-------- GIVEN INFORMATION --------

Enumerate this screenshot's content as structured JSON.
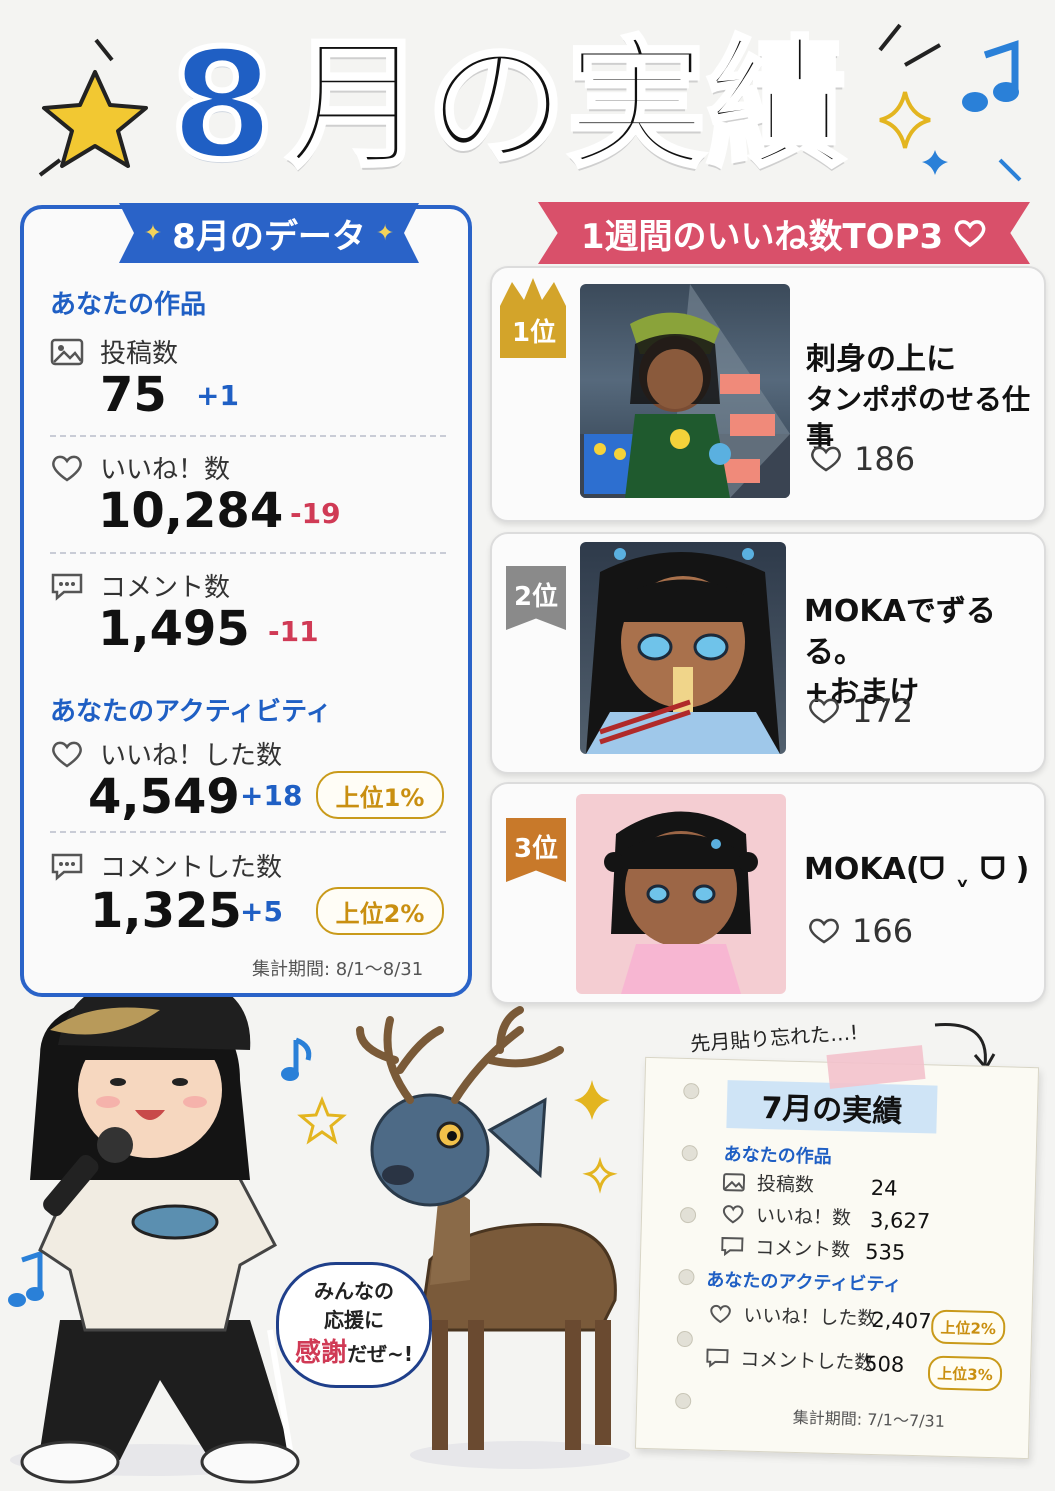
{
  "title": {
    "number": "8",
    "text": "月の実績"
  },
  "data_panel": {
    "ribbon": "8月のデータ",
    "works_head": "あなたの作品",
    "posts": {
      "label": "投稿数",
      "value": "75",
      "delta": "+1"
    },
    "likes": {
      "label": "いいね！数",
      "value": "10,284",
      "delta": "-19"
    },
    "comments": {
      "label": "コメント数",
      "value": "1,495",
      "delta": "-11"
    },
    "activity_head": "あなたのアクティビティ",
    "liked": {
      "label": "いいね！した数",
      "value": "4,549",
      "delta": "+18",
      "rank": "上位1%"
    },
    "commented": {
      "label": "コメントした数",
      "value": "1,325",
      "delta": "+5",
      "rank": "上位2%"
    },
    "period": "集計期間: 8/1～8/31"
  },
  "top3": {
    "ribbon": "1週間のいいね数TOP3",
    "items": [
      {
        "rank": "1位",
        "title_line1": "刺身の上に",
        "title_line2": "タンポポのせる仕事",
        "likes": "186"
      },
      {
        "rank": "2位",
        "title_line1": "MOKAでずるる。",
        "title_line2": "+おまけ",
        "likes": "172"
      },
      {
        "rank": "3位",
        "title_line1": "MOKA(ᗜ ˬ ᗜ )",
        "title_line2": "",
        "likes": "166"
      }
    ]
  },
  "bubble": {
    "line1": "みんなの",
    "line2": "応援に",
    "emph": "感謝",
    "tail": "だぜ~!"
  },
  "july_note": {
    "handwrite": "先月貼り忘れた…!",
    "title": "7月の実績",
    "works_head": "あなたの作品",
    "posts": {
      "label": "投稿数",
      "value": "24"
    },
    "likes": {
      "label": "いいね！数",
      "value": "3,627"
    },
    "comments": {
      "label": "コメント数",
      "value": "535"
    },
    "activity_head": "あなたのアクティビティ",
    "liked": {
      "label": "いいね！した数",
      "value": "2,407",
      "rank": "上位2%"
    },
    "commented": {
      "label": "コメントした数",
      "value": "508",
      "rank": "上位3%"
    },
    "period": "集計期間: 7/1～7/31"
  },
  "colors": {
    "blue": "#2a63c8",
    "pink": "#d9506a",
    "gold": "#c99a1a"
  }
}
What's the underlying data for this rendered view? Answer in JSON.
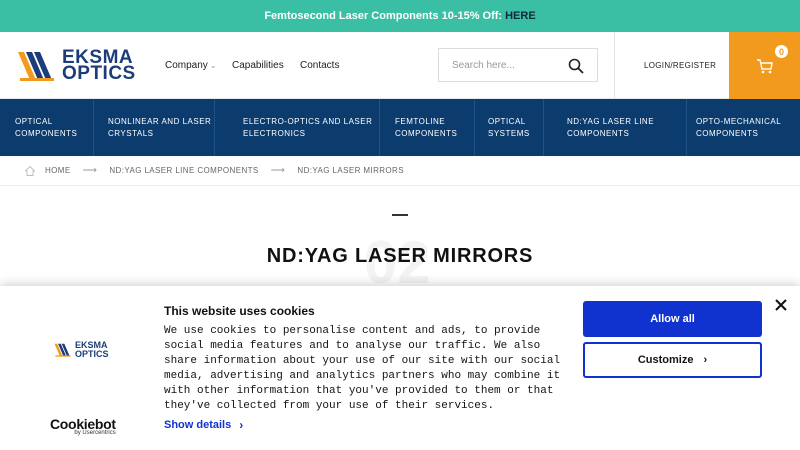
{
  "promo": {
    "text": "Femtosecond Laser Components 10-15% Off:",
    "link": "HERE"
  },
  "header": {
    "logo_line1": "EKSMA",
    "logo_line2": "OPTICS",
    "nav": [
      "Company",
      "Capabilities",
      "Contacts"
    ],
    "search_placeholder": "Search here...",
    "login": "LOGIN/REGISTER",
    "cart_count": "0"
  },
  "categories": [
    "OPTICAL COMPONENTS",
    "NONLINEAR AND LASER CRYSTALS",
    "ELECTRO-OPTICS AND LASER ELECTRONICS",
    "FEMTOLINE COMPONENTS",
    "OPTICAL SYSTEMS",
    "ND:YAG LASER LINE COMPONENTS",
    "OPTO-MECHANICAL COMPONENTS"
  ],
  "breadcrumb": [
    "HOME",
    "ND:YAG LASER LINE COMPONENTS",
    "ND:YAG LASER MIRRORS"
  ],
  "page": {
    "title": "ND:YAG LASER MIRRORS",
    "watermark": "02"
  },
  "cookie": {
    "title": "This website uses cookies",
    "body": "We use cookies to personalise content and ads, to provide social media features and to analyse our traffic. We also share information about your use of our site with our social media, advertising and analytics partners who may combine it with other information that you've provided to them or that they've collected from your use of their services.",
    "show_details": "Show details",
    "allow_all": "Allow all",
    "customize": "Customize",
    "cookiebot_name": "Cookiebot",
    "cookiebot_sub": "by Usercentrics"
  },
  "colors": {
    "promo": "#3bbfa4",
    "navy": "#0c3c6e",
    "cart": "#f29a1d",
    "cookie_blue": "#1032cf"
  }
}
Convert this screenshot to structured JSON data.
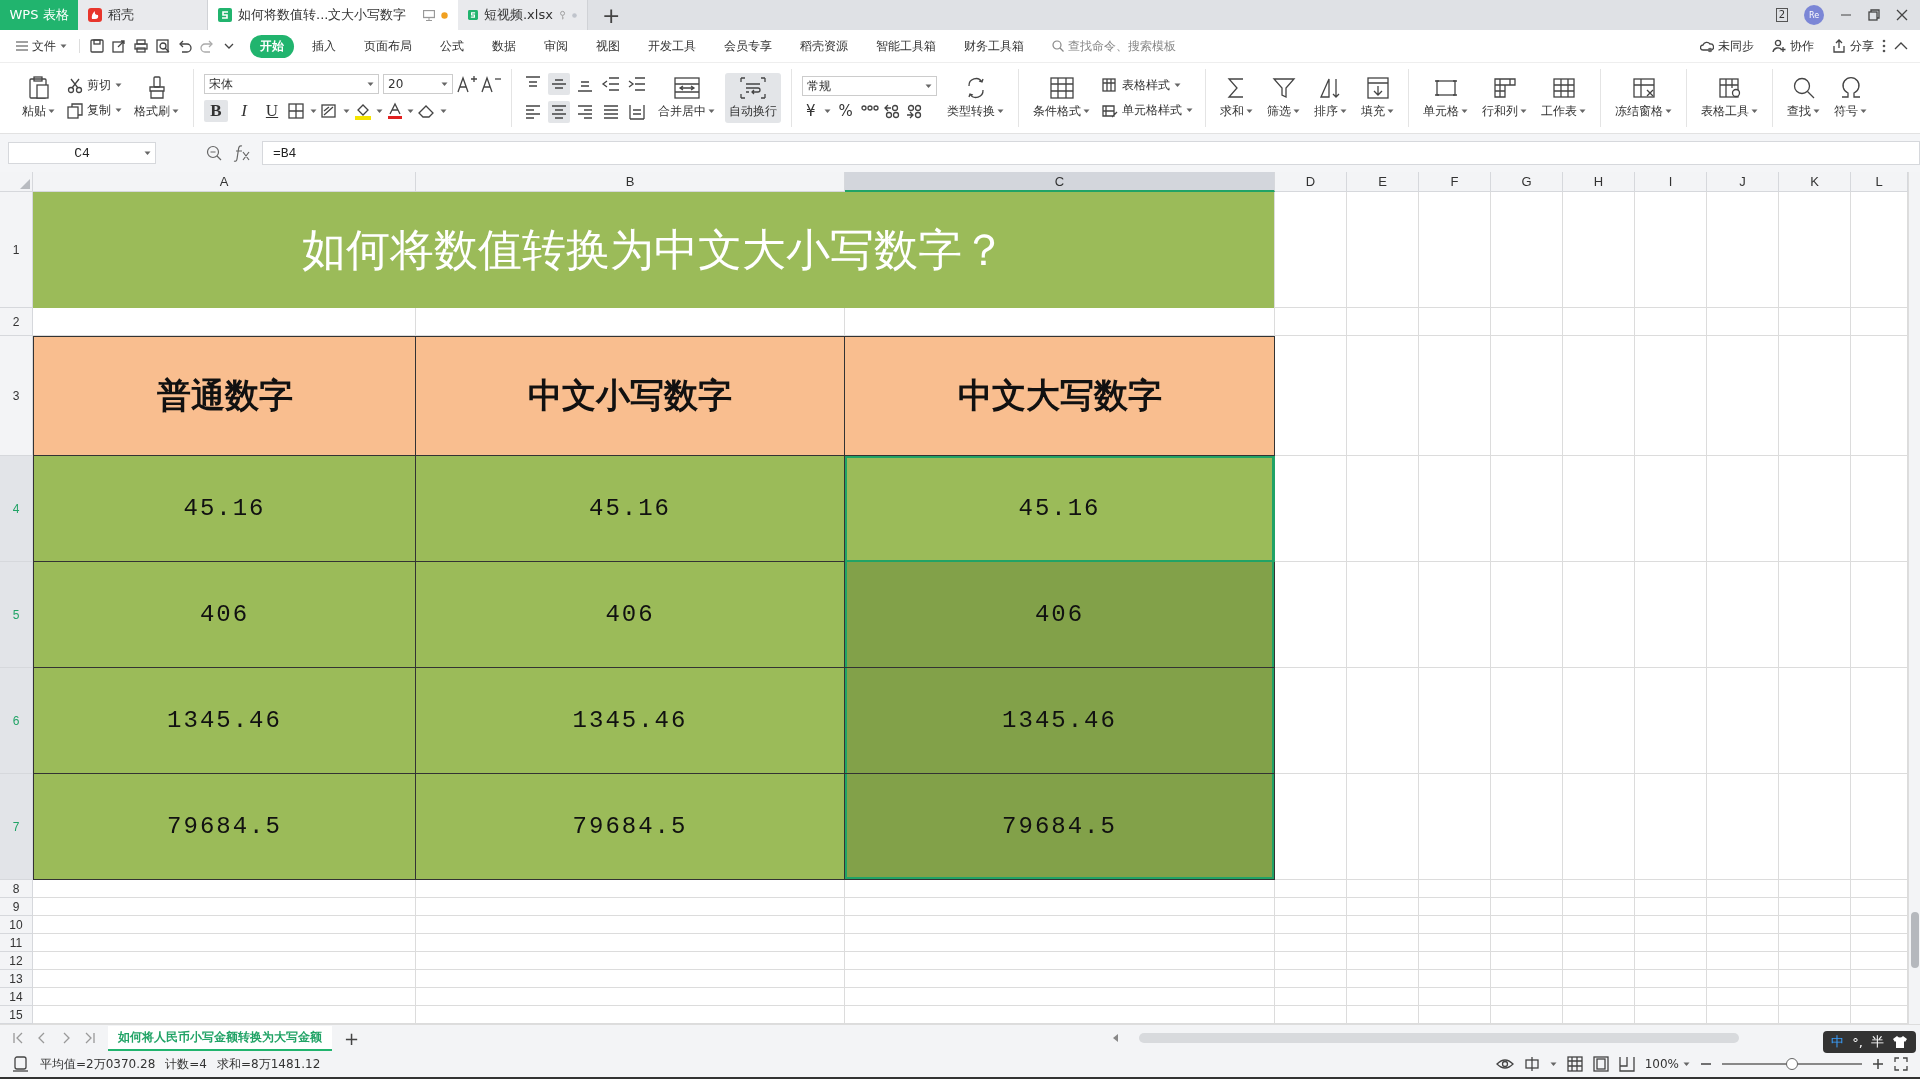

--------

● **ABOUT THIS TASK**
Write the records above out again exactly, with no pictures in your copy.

● **RESPONSE BELOW**
Enumerate this screenshot's content as structured JSON.
{
  "title": {
    "number": "8",
    "text": "月の実績"
  },
  "data_panel": {
    "ribbon": "8月のデータ",
    "works_head": "あなたの作品",
    "posts": {
      "label": "投稿数",
      "value": "75",
      "delta": "+1"
    },
    "likes": {
      "label": "いいね！数",
      "value": "10,284",
      "delta": "-19"
    },
    "comments": {
      "label": "コメント数",
      "value": "1,495",
      "delta": "-11"
    },
    "activity_head": "あなたのアクティビティ",
    "liked": {
      "label": "いいね！した数",
      "value": "4,549",
      "delta": "+18",
      "rank": "上位1%"
    },
    "commented": {
      "label": "コメントした数",
      "value": "1,325",
      "delta": "+5",
      "rank": "上位2%"
    },
    "period": "集計期間: 8/1～8/31"
  },
  "top3": {
    "ribbon": "1週間のいいね数TOP3",
    "items": [
      {
        "rank": "1位",
        "title_line1": "刺身の上に",
        "title_line2": "タンポポのせる仕事",
        "likes": "186"
      },
      {
        "rank": "2位",
        "title_line1": "MOKAでずるる。",
        "title_line2": "+おまけ",
        "likes": "172"
      },
      {
        "rank": "3位",
        "title_line1": "MOKA(ᗜ ˬ ᗜ )",
        "title_line2": "",
        "likes": "166"
      }
    ]
  },
  "bubble": {
    "line1": "みんなの",
    "line2": "応援に",
    "emph": "感謝",
    "tail": "だぜ~!"
  },
  "july_note": {
    "handwrite": "先月貼り忘れた…!",
    "title": "7月の実績",
    "works_head": "あなたの作品",
    "posts": {
      "label": "投稿数",
      "value": "24"
    },
    "likes": {
      "label": "いいね！数",
      "value": "3,627"
    },
    "comments": {
      "label": "コメント数",
      "value": "535"
    },
    "activity_head": "あなたのアクティビティ",
    "liked": {
      "label": "いいね！した数",
      "value": "2,407",
      "rank": "上位2%"
    },
    "commented": {
      "label": "コメントした数",
      "value": "508",
      "rank": "上位3%"
    },
    "period": "集計期間: 7/1～7/31"
  },
  "colors": {
    "blue": "#2a63c8",
    "pink": "#d9506a",
    "gold": "#c99a1a"
  }
}
What's the underlying data for this rendered view? Answer in JSON.
{
  "promo": {
    "text": "Femtosecond Laser Components 10-15% Off:",
    "link": "HERE"
  },
  "header": {
    "logo_line1": "EKSMA",
    "logo_line2": "OPTICS",
    "nav": [
      "Company",
      "Capabilities",
      "Contacts"
    ],
    "search_placeholder": "Search here...",
    "login": "LOGIN/REGISTER",
    "cart_count": "0"
  },
  "categories": [
    "OPTICAL COMPONENTS",
    "NONLINEAR AND LASER CRYSTALS",
    "ELECTRO-OPTICS AND LASER ELECTRONICS",
    "FEMTOLINE COMPONENTS",
    "OPTICAL SYSTEMS",
    "ND:YAG LASER LINE COMPONENTS",
    "OPTO-MECHANICAL COMPONENTS"
  ],
  "breadcrumb": [
    "HOME",
    "ND:YAG LASER LINE COMPONENTS",
    "ND:YAG LASER MIRRORS"
  ],
  "page": {
    "title": "ND:YAG LASER MIRRORS",
    "watermark": "02"
  },
  "cookie": {
    "title": "This website uses cookies",
    "body": "We use cookies to personalise content and ads, to provide social media features and to analyse our traffic. We also share information about your use of our site with our social media, advertising and analytics partners who may combine it with other information that you've provided to them or that they've collected from your use of their services.",
    "show_details": "Show details",
    "allow_all": "Allow all",
    "customize": "Customize",
    "cookiebot_name": "Cookiebot",
    "cookiebot_sub": "by Usercentrics"
  },
  "colors": {
    "promo": "#3bbfa4",
    "navy": "#0c3c6e",
    "cart": "#f29a1d",
    "cookie_blue": "#1032cf"
  }
}
Convert this screenshot to structured JSON data.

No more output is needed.